## YOUR INSTRUCTIONS:
Copy each line of the records below that has "evolution" in it.

## STUDY MATERIAL:
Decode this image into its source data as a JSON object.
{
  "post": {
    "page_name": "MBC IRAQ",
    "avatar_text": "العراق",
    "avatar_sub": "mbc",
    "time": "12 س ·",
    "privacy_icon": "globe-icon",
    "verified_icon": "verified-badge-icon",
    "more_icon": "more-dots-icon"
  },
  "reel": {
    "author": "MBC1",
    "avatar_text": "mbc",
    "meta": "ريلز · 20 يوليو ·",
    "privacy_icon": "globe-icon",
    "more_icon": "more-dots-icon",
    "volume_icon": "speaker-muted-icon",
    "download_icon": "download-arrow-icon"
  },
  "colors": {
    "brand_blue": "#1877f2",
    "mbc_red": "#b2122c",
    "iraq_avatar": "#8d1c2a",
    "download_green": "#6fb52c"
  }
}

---

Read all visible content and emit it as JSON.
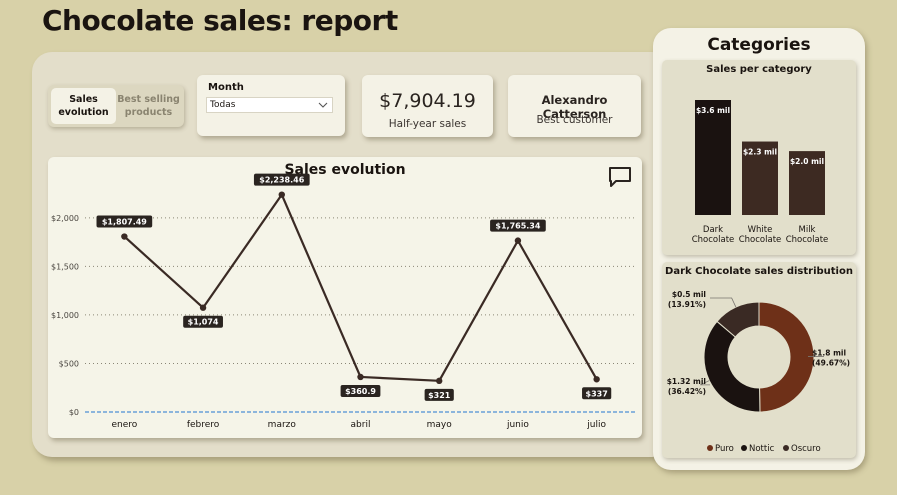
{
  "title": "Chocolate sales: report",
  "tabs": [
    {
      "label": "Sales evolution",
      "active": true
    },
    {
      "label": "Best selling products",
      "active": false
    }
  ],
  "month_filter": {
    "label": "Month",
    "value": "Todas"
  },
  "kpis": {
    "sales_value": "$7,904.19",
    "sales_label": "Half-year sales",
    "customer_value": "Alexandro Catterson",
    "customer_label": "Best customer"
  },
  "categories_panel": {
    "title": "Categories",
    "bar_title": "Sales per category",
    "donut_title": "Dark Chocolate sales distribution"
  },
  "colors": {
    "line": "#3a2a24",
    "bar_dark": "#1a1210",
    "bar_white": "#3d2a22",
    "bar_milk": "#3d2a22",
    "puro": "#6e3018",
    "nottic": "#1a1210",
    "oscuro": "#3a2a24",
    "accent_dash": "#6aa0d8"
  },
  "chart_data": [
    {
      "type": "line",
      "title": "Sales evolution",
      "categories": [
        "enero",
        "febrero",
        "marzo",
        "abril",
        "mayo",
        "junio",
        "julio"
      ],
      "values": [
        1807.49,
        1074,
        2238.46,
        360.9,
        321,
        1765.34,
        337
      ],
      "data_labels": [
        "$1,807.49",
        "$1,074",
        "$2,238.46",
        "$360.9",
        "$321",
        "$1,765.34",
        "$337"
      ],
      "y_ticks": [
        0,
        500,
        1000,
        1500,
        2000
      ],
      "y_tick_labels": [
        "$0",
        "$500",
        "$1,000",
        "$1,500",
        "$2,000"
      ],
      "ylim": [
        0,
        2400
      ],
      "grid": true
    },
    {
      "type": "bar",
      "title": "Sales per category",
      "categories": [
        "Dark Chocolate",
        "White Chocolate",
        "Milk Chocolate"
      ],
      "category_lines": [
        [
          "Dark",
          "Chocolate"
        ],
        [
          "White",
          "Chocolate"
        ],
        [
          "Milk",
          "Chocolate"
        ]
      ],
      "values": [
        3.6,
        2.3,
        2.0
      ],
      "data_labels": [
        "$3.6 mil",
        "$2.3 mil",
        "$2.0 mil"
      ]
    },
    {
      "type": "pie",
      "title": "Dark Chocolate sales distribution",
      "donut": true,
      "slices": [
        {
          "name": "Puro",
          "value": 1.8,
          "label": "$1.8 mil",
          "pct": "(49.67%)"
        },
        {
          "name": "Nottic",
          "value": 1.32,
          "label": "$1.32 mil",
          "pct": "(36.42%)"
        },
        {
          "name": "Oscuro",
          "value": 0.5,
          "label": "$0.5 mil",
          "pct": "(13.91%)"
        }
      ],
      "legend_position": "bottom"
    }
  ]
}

## ANSWER AREA:
      "label": "Sales evolution",
      "title": "Sales evolution",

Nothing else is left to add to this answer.